|McHenry County Health Department||McHenry||815-334-4510|
|McLean County Health Department||McLean||309-888-5450|
|Peoria City/County Health Department||Peoria||309-679-6000|
|Pike County Health Department||Pike||217-285-4407|
|Sangamon County Health Department||Sangamon||217-535-3100|
|Southern 7 CHD - Alexander||Alexander||618-634-2297|
|Southern 7 CHD - Johnson||Johnson||618-634-2297|
|Southern 7 CHD - Massac||Massac||618-634-2297|
|Southern 7 CHD - Pulaski||Pulaski||618-634-2297|
|Southern 7 CHD - Union||Union||618-634-2297|
|St. Clair County Health Department||St. Clair||618-233-7703|
|Stephenson County Health Department||Stephenson||815-235-8271|
|Stickney Public Health Department||Cook||708-424-9200|
|Tazewell County Health Department||Tazewell||309-925-5511|
|Vermilion County Health Department||Vermilion||217-431-2662|
|Wabash County Health Department||Wabash||618-263-3773|
|Whiteside County Health Department||Whiteside||815-626-2230|
|Will County Health Department||Will||815-727-8485|
|Winnebago County Health Departmentt||Winnebago||815-720-4000|
If health care providers identify any suspected cases of HAV, especially within these high-risk groups, it is important to confirm cases with serologic testing (IgM) and promptly report them to your local health department (LHD).
The HAV vaccine is safe, and highly effective. To prevent hepatitis A, CDC recommends the following groups be vaccinated for HAV:
- All children at age 1 year
- Travelers to countries that have high rates of hepatitis A
- Family members/caregivers of recent adoptees from countries where HAV is common
- Men who have sexual contact with other men
- Users of injection and non-injection illegal drugs
- People with chronic (lifelong) liver diseases, such as hepatitis B or C
- People who are treated with clotting-factor concentrates
- People who work with infected animals or in a HAV research laboratory
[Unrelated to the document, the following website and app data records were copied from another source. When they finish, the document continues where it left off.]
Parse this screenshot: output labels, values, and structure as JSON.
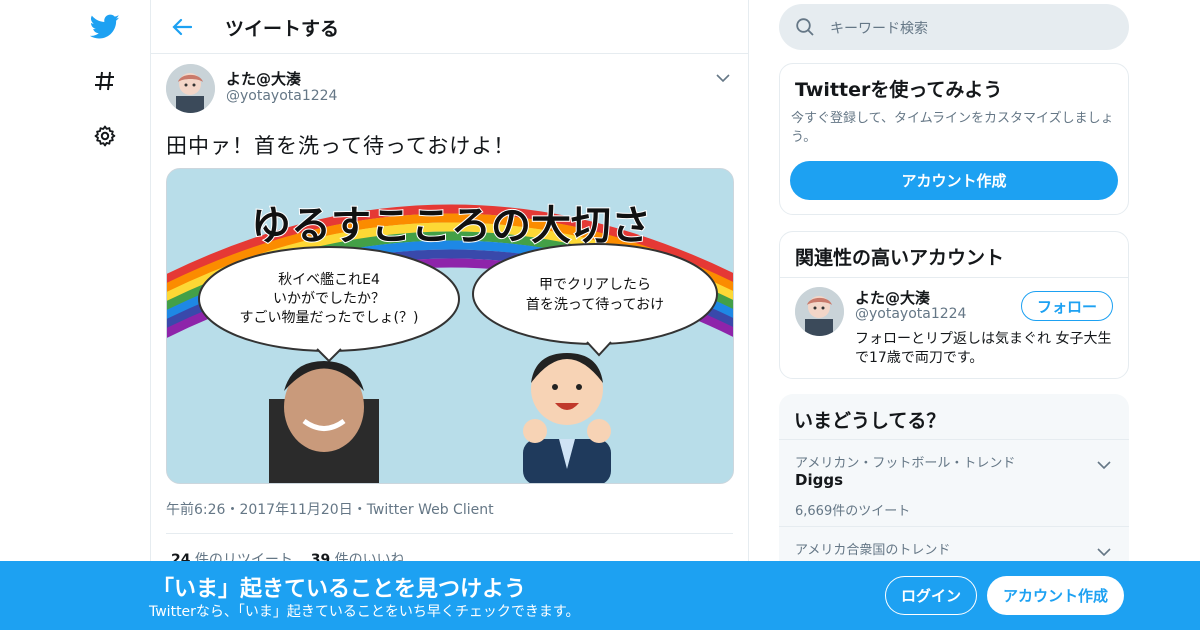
{
  "nav": {
    "icons": [
      "twitter-bird-icon",
      "hashtag-icon",
      "gear-icon"
    ]
  },
  "header": {
    "title": "ツイートする"
  },
  "tweet": {
    "author_name": "よた@大湊",
    "author_handle": "@yotayota1224",
    "text": "田中ァ！首を洗って待っておけよ！",
    "media": {
      "title": "ゆるすこころの大切さ",
      "bubble_left": [
        "秋イベ艦これE4",
        "いかがでしたか？",
        "すごい物量だったでしょ(？)"
      ],
      "bubble_right": [
        "甲でクリアしたら",
        "首を洗って待っておけ"
      ]
    },
    "timestamp": "午前6:26・2017年11月20日・Twitter Web Client",
    "retweet_count": "24",
    "retweet_label": " 件のリツイート",
    "like_count": "39",
    "like_label": " 件のいいね"
  },
  "search": {
    "placeholder": "キーワード検索"
  },
  "signup_card": {
    "title": "Twitterを使ってみよう",
    "desc": "今すぐ登録して、タイムラインをカスタマイズしましょう。",
    "button": "アカウント作成"
  },
  "related": {
    "title": "関連性の高いアカウント",
    "name": "よた@大湊",
    "handle": "@yotayota1224",
    "follow": "フォロー",
    "bio": "フォローとリプ返しは気まぐれ 女子大生で17歳で両刀です。"
  },
  "trends": {
    "title": "いまどうしてる？",
    "items": [
      {
        "context": "アメリカン・フットボール・トレンド",
        "name": "Diggs",
        "count": "6,669件のツイート"
      },
      {
        "context": "アメリカ合衆国のトレンド"
      }
    ]
  },
  "banner": {
    "title": "「いま」起きていることを見つけよう",
    "subtitle": "Twitterなら、「いま」起きていることをいち早くチェックできます。",
    "login": "ログイン",
    "signup": "アカウント作成"
  },
  "colors": {
    "brand": "#1da1f2",
    "text": "#14171a",
    "secondary": "#657786",
    "border": "#e6ecf0"
  }
}
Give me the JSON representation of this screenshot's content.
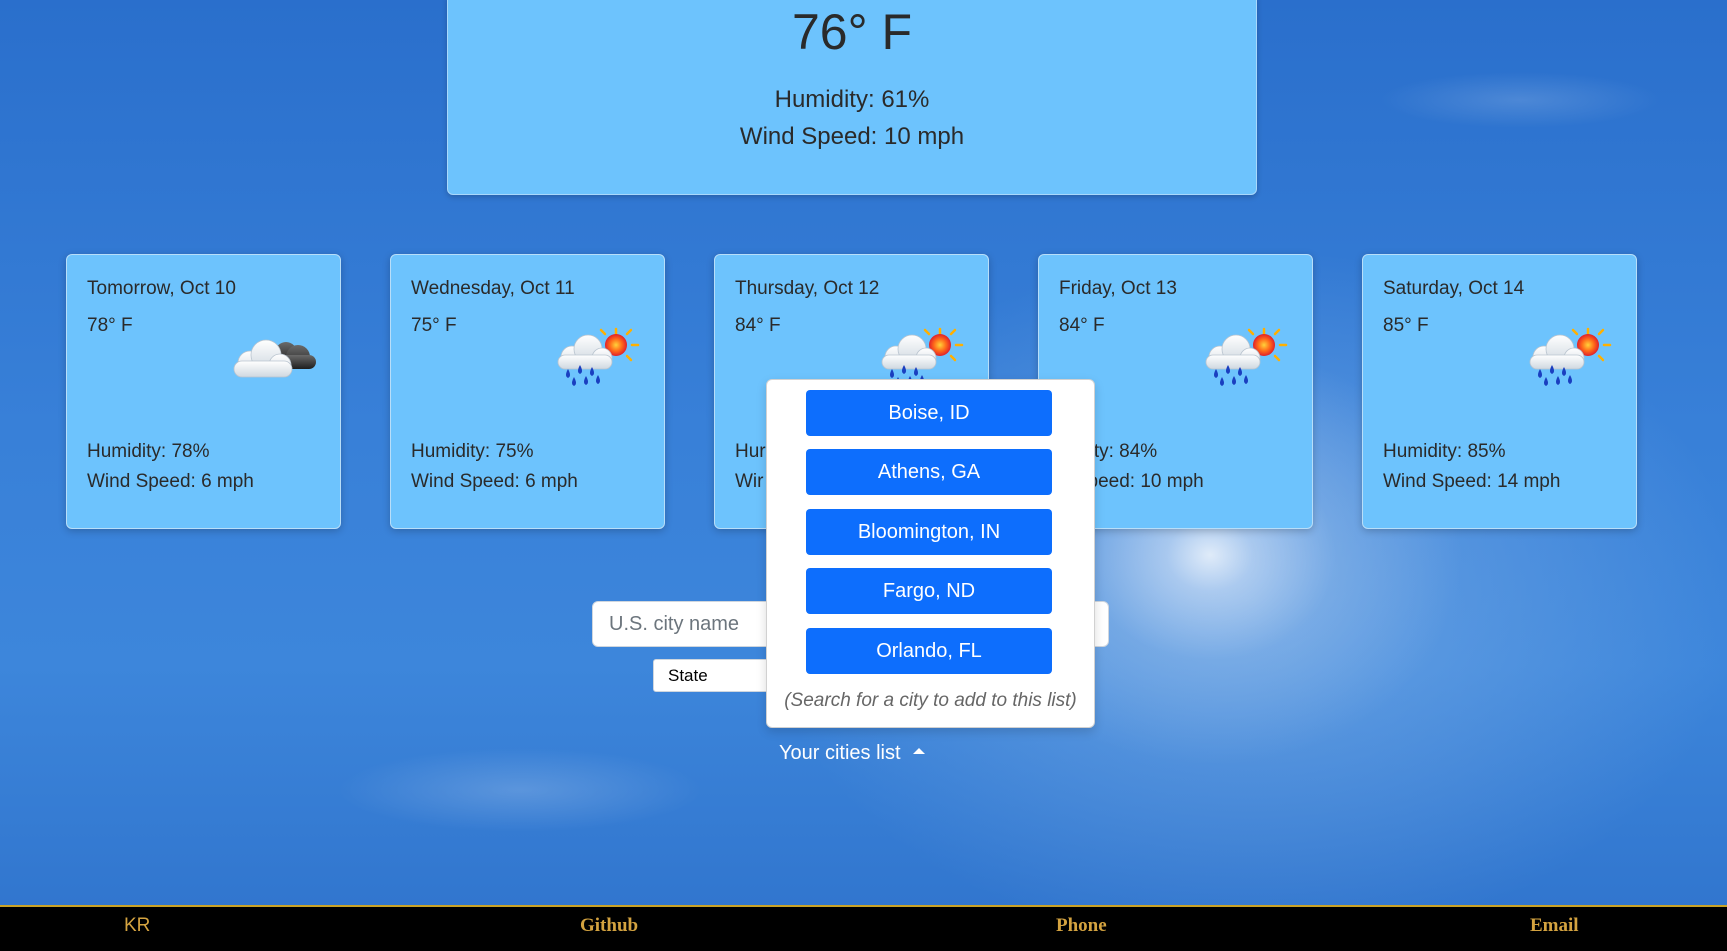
{
  "current": {
    "temperature": "76° F",
    "humidity": "Humidity: 61%",
    "wind": "Wind Speed: 10 mph"
  },
  "forecast": [
    {
      "date": "Tomorrow, Oct 10",
      "temp": "78° F",
      "icon": "partly-cloudy-night-icon",
      "humidity": "Humidity: 78%",
      "wind": "Wind Speed: 6 mph"
    },
    {
      "date": "Wednesday, Oct 11",
      "temp": "75° F",
      "icon": "sun-rain-cloud-icon",
      "humidity": "Humidity: 75%",
      "wind": "Wind Speed: 6 mph"
    },
    {
      "date": "Thursday, Oct 12",
      "temp": "84° F",
      "icon": "sun-rain-cloud-icon",
      "humidity": "Hur",
      "wind": "Wir"
    },
    {
      "date": "Friday, Oct 13",
      "temp": "84° F",
      "icon": "sun-rain-cloud-icon",
      "humidity": "midity: 84%",
      "wind": "d Speed: 10 mph"
    },
    {
      "date": "Saturday, Oct 14",
      "temp": "85° F",
      "icon": "sun-rain-cloud-icon",
      "humidity": "Humidity: 85%",
      "wind": "Wind Speed: 14 mph"
    }
  ],
  "search": {
    "city_placeholder": "U.S. city name",
    "city_value": "",
    "state_selected": "State"
  },
  "cities_dropdown": {
    "toggle_label": "Your cities list",
    "cities": [
      "Boise, ID",
      "Athens, GA",
      "Bloomington, IN",
      "Fargo, ND",
      "Orlando, FL"
    ],
    "hint": "(Search for a city to add to this list)"
  },
  "footer": {
    "initials": "KR",
    "links": [
      "Github",
      "Phone",
      "Email"
    ]
  },
  "colors": {
    "card_background": "#6dc3fd",
    "button_blue": "#0d6efd",
    "footer_text": "#d4a340",
    "footer_background": "#000000"
  }
}
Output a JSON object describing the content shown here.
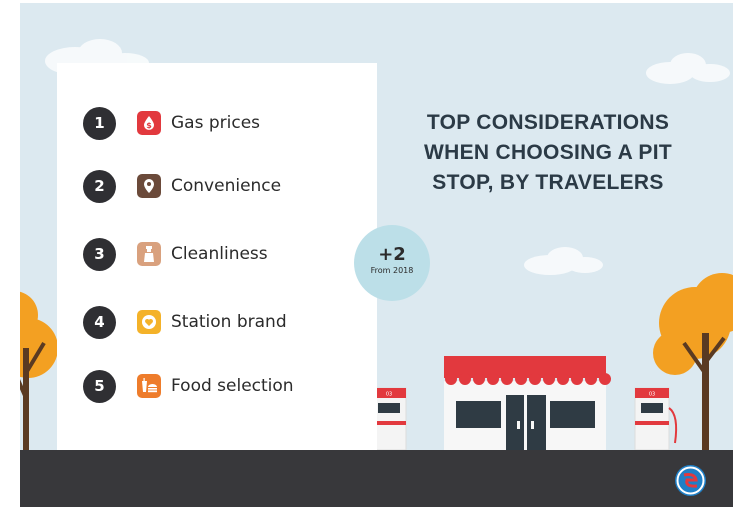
{
  "title_lines": [
    "TOP CONSIDERATIONS",
    "WHEN CHOOSING A PIT",
    "STOP, BY TRAVELERS"
  ],
  "items": [
    {
      "rank": "1",
      "label": "Gas prices",
      "icon": "dollar-drop-icon",
      "color": "#e2393e"
    },
    {
      "rank": "2",
      "label": "Convenience",
      "icon": "map-pin-icon",
      "color": "#6b4a3a"
    },
    {
      "rank": "3",
      "label": "Cleanliness",
      "icon": "spray-bottle-icon",
      "color": "#d9a17e"
    },
    {
      "rank": "4",
      "label": "Station brand",
      "icon": "heart-icon",
      "color": "#f4b229"
    },
    {
      "rank": "5",
      "label": "Food selection",
      "icon": "cup-burger-icon",
      "color": "#ee7c2b"
    }
  ],
  "badge": {
    "value": "+2",
    "note": "From 2018"
  },
  "pump_label": "03",
  "colors": {
    "sky": "#dce9f0",
    "road": "#38383b",
    "awning": "#e2393e",
    "arrow": "#ee7c2b",
    "tree": "#f3a022",
    "badge": "#bcdfe8"
  }
}
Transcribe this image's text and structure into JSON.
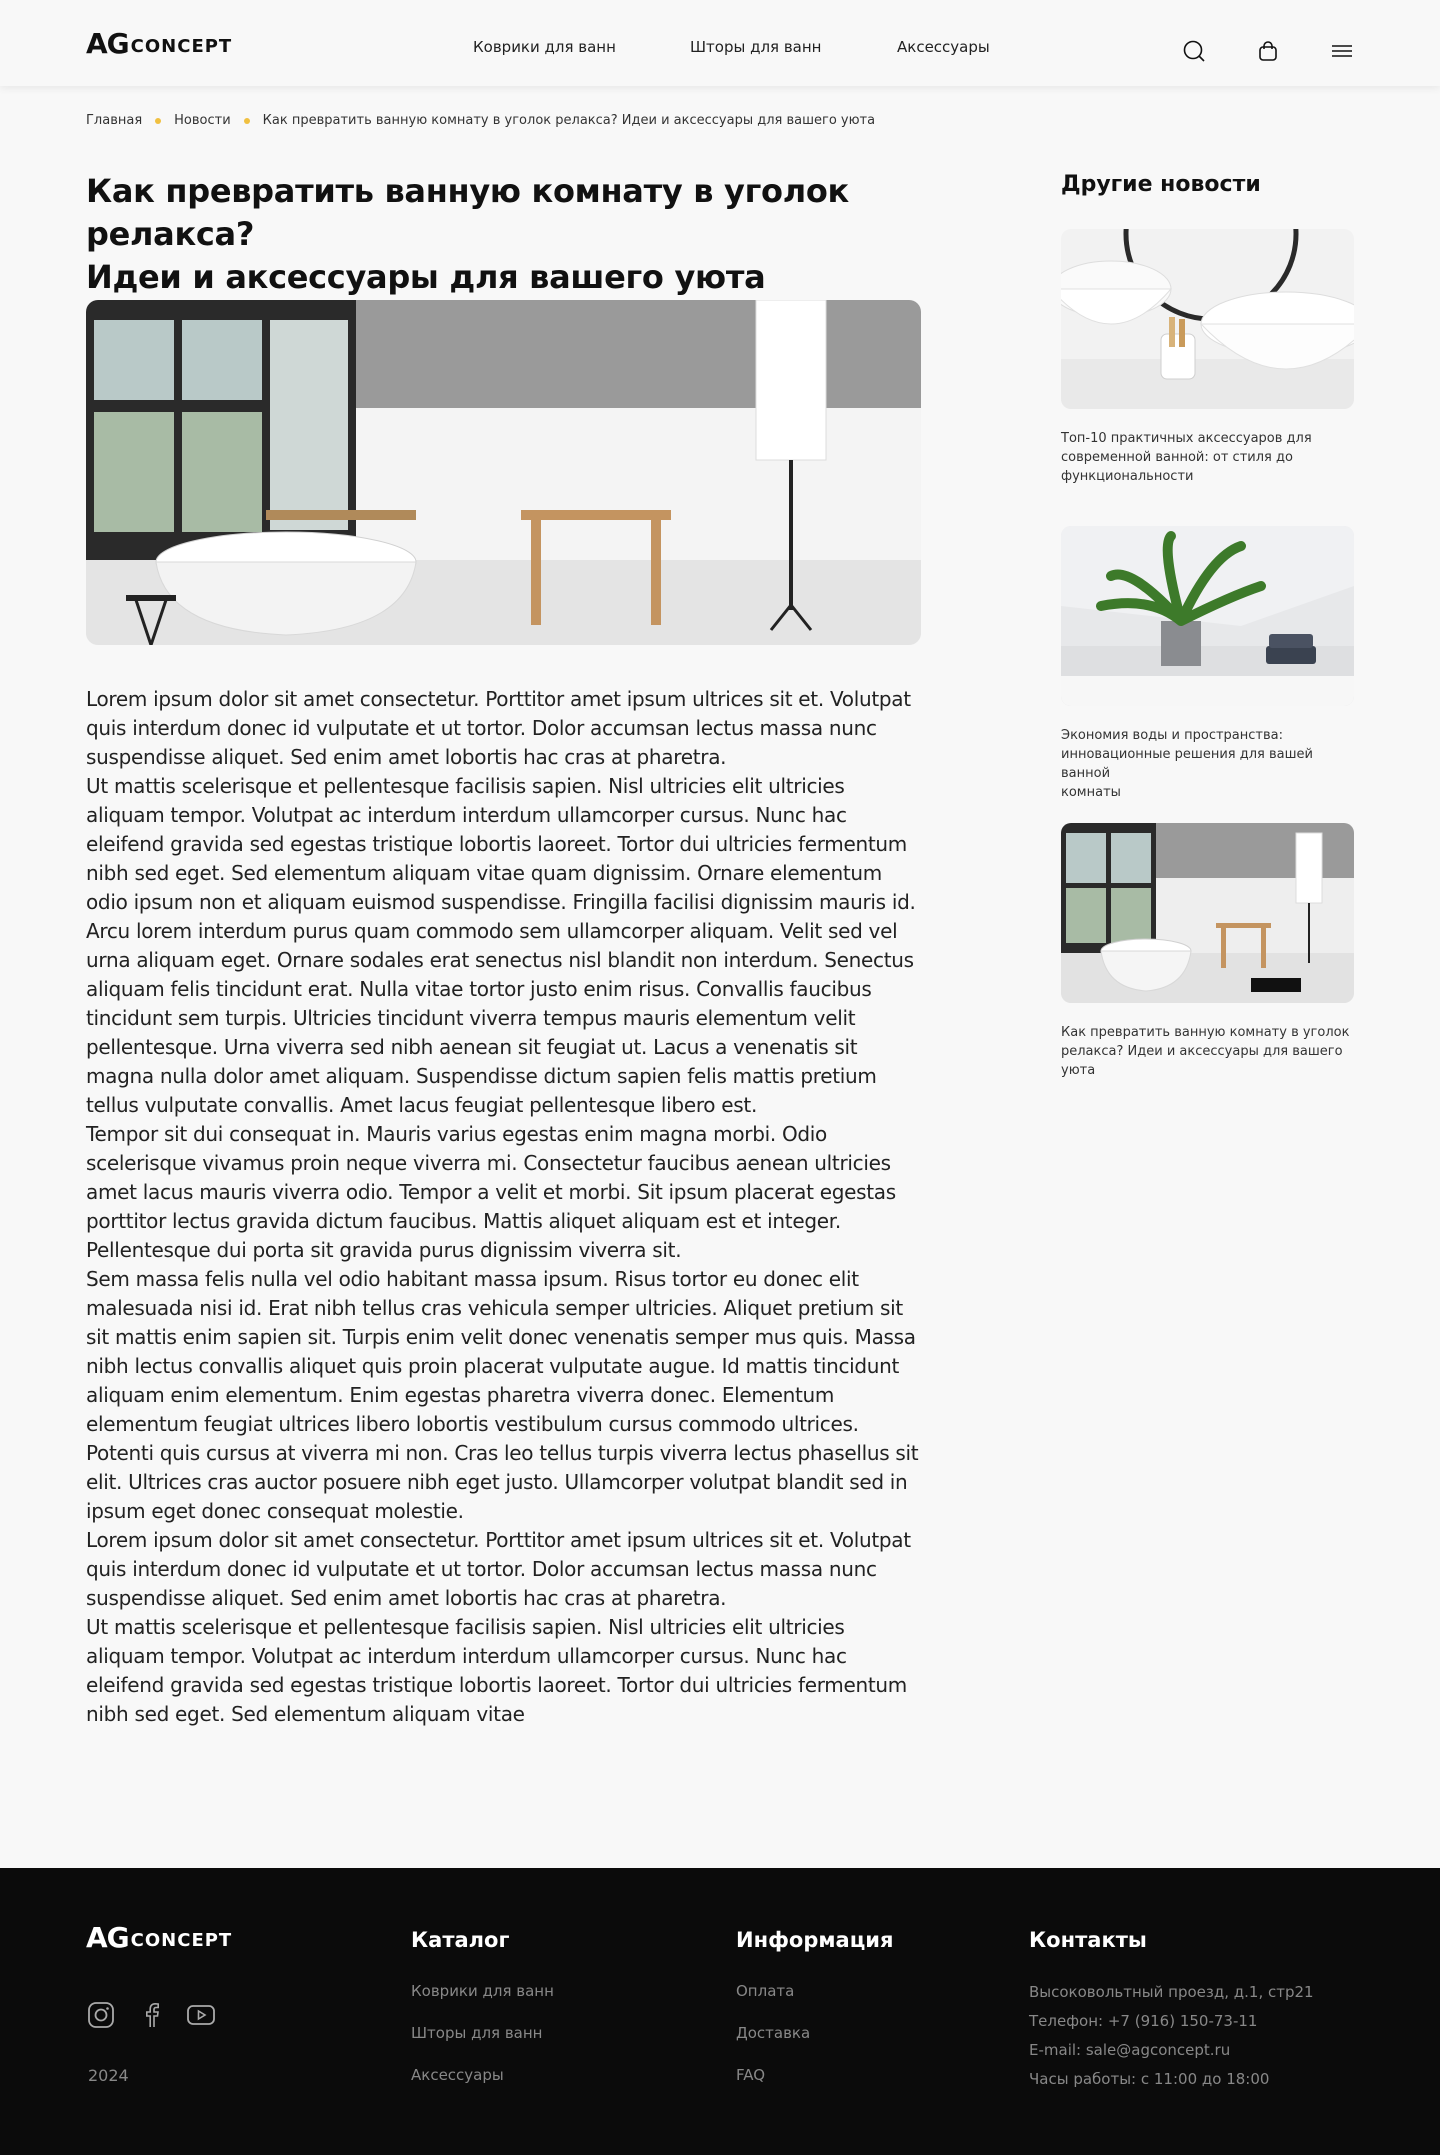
{
  "header": {
    "logo_ag": "AG",
    "logo_concept": "CONCEPT",
    "nav": [
      "Коврики для ванн",
      "Шторы для ванн",
      "Аксессуары"
    ],
    "icons": [
      "search-icon",
      "bag-icon",
      "menu-icon"
    ]
  },
  "breadcrumb": [
    "Главная",
    "Новости",
    "Как превратить ванную комнату в уголок релакса? Идеи и аксессуары для вашего уюта"
  ],
  "article": {
    "title_line1": "Как превратить ванную комнату в уголок релакса?",
    "title_line2": "Идеи и аксессуары для вашего уюта",
    "paragraphs": [
      "Lorem ipsum dolor sit amet consectetur. Porttitor amet ipsum ultrices sit et. Volutpat quis interdum donec id vulputate et ut tortor. Dolor accumsan lectus massa nunc suspendisse aliquet. Sed enim amet lobortis hac cras at pharetra.",
      "Ut mattis scelerisque et pellentesque facilisis sapien. Nisl ultricies elit ultricies aliquam tempor. Volutpat ac interdum interdum ullamcorper cursus. Nunc hac eleifend gravida sed egestas tristique lobortis laoreet. Tortor dui ultricies fermentum nibh sed eget. Sed elementum aliquam vitae quam dignissim. Ornare elementum odio ipsum non et aliquam euismod suspendisse. Fringilla facilisi dignissim mauris id. Arcu lorem interdum purus quam commodo sem ullamcorper aliquam. Velit sed vel urna aliquam eget. Ornare sodales erat senectus nisl blandit non interdum. Senectus aliquam felis tincidunt erat. Nulla vitae tortor justo enim risus. Convallis faucibus tincidunt sem turpis. Ultricies tincidunt viverra tempus mauris elementum velit pellentesque. Urna viverra sed nibh aenean sit feugiat ut. Lacus a venenatis sit magna nulla dolor amet aliquam. Suspendisse dictum sapien felis mattis pretium tellus vulputate convallis. Amet lacus feugiat pellentesque libero est.",
      "Tempor sit dui consequat in. Mauris varius egestas enim magna morbi. Odio scelerisque vivamus proin neque viverra mi. Consectetur faucibus aenean ultricies amet lacus mauris viverra odio. Tempor a velit et morbi. Sit ipsum placerat egestas porttitor lectus gravida dictum faucibus. Mattis aliquet aliquam est et integer. Pellentesque dui porta sit gravida purus dignissim viverra sit.",
      "Sem massa felis nulla vel odio habitant massa ipsum. Risus tortor eu donec elit malesuada nisi id. Erat nibh tellus cras vehicula semper ultricies. Aliquet pretium sit sit mattis enim sapien sit. Turpis enim velit donec venenatis semper mus quis. Massa nibh lectus convallis aliquet quis proin placerat vulputate augue. Id mattis tincidunt aliquam enim elementum. Enim egestas pharetra viverra donec. Elementum elementum feugiat ultrices libero lobortis vestibulum cursus commodo ultrices. Potenti quis cursus at viverra mi non. Cras leo tellus turpis viverra lectus phasellus sit elit. Ultrices cras auctor posuere nibh eget justo. Ullamcorper volutpat blandit sed in ipsum eget donec consequat molestie.",
      "Lorem ipsum dolor sit amet consectetur. Porttitor amet ipsum ultrices sit et. Volutpat quis interdum donec id vulputate et ut tortor. Dolor accumsan lectus massa nunc suspendisse aliquet. Sed enim amet lobortis hac cras at pharetra.",
      "Ut mattis scelerisque et pellentesque facilisis sapien. Nisl ultricies elit ultricies aliquam tempor. Volutpat ac interdum interdum ullamcorper cursus. Nunc hac eleifend gravida sed egestas tristique lobortis laoreet. Tortor dui ultricies fermentum nibh sed eget. Sed elementum aliquam vitae"
    ]
  },
  "sidebar": {
    "title": "Другие новости",
    "cards": [
      {
        "line1": "Топ-10 практичных аксессуаров для",
        "line2": "современной ванной: от стиля до",
        "line3": "функциональности"
      },
      {
        "line1": "Экономия воды и пространства:",
        "line2": "инновационные решения для вашей ванной",
        "line3": "комнаты"
      },
      {
        "line1": "Как превратить ванную комнату в уголок",
        "line2": "релакса? Идеи и аксессуары для вашего",
        "line3": "уюта"
      }
    ]
  },
  "footer": {
    "logo_ag": "AG",
    "logo_concept": "CONCEPT",
    "year": "2024",
    "social_icons": [
      "instagram-icon",
      "facebook-icon",
      "youtube-icon"
    ],
    "catalog": {
      "title": "Каталог",
      "links": [
        "Коврики для ванн",
        "Шторы для ванн",
        "Аксессуары"
      ]
    },
    "info": {
      "title": "Информация",
      "links": [
        "Оплата",
        "Доставка",
        "FAQ"
      ]
    },
    "contacts": {
      "title": "Контакты",
      "address": "Высоковольтный проезд, д.1,  стр21",
      "phone": "Телефон: +7 (916) 150-73-11",
      "email": "E-mail: sale@agconcept.ru",
      "hours": "Часы работы:  с 11:00 до 18:00"
    }
  },
  "colors": {
    "accent_dot": "#f0c040",
    "footer_bg": "#0b0b0b",
    "page_bg": "#f8f8f8"
  }
}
Recently, ACIP voted unanimously to add “homelessness” as an additional indication for ACIP-recommended HAV vaccination (1). We recommend all providers screen their patients and provide HAV vaccine when indicated. While two doses are recommended to complete the series, even one dose provides nearly 95% immunity for at least several years
In the fall of 2017, the Illinois Department of Public Health (IDPH) issued a memo regarding multiple outbreaks of hepatitis A in the U.S. So far in 2018, many of these outbreaks are still ongoing and additional outbreaks have been reported in several states such as Indiana, Michigan and Kentucky. These outbreaks are predominantly occurring in the homeless populations and in persons who use injection and non-injection drugs (IDU), along with close contacts of both groups. Additional outbreak clusters have also been identified in men who have sex with other men (MSM) and persons who are or have recently been incarcerated. On June 5, 2018, IDPH sent a memo to local health departments and medical providers encouraging the continuation of testing, reporting and vaccination of populations at risk for Hepatitis A.
IDPH Press Releases
Five Cases of Hepatitis A in Illinois (12/4/18)
Hepatitis A PSA (9/10/18)
Hepatitis A Cases are Increasing (7/27/18)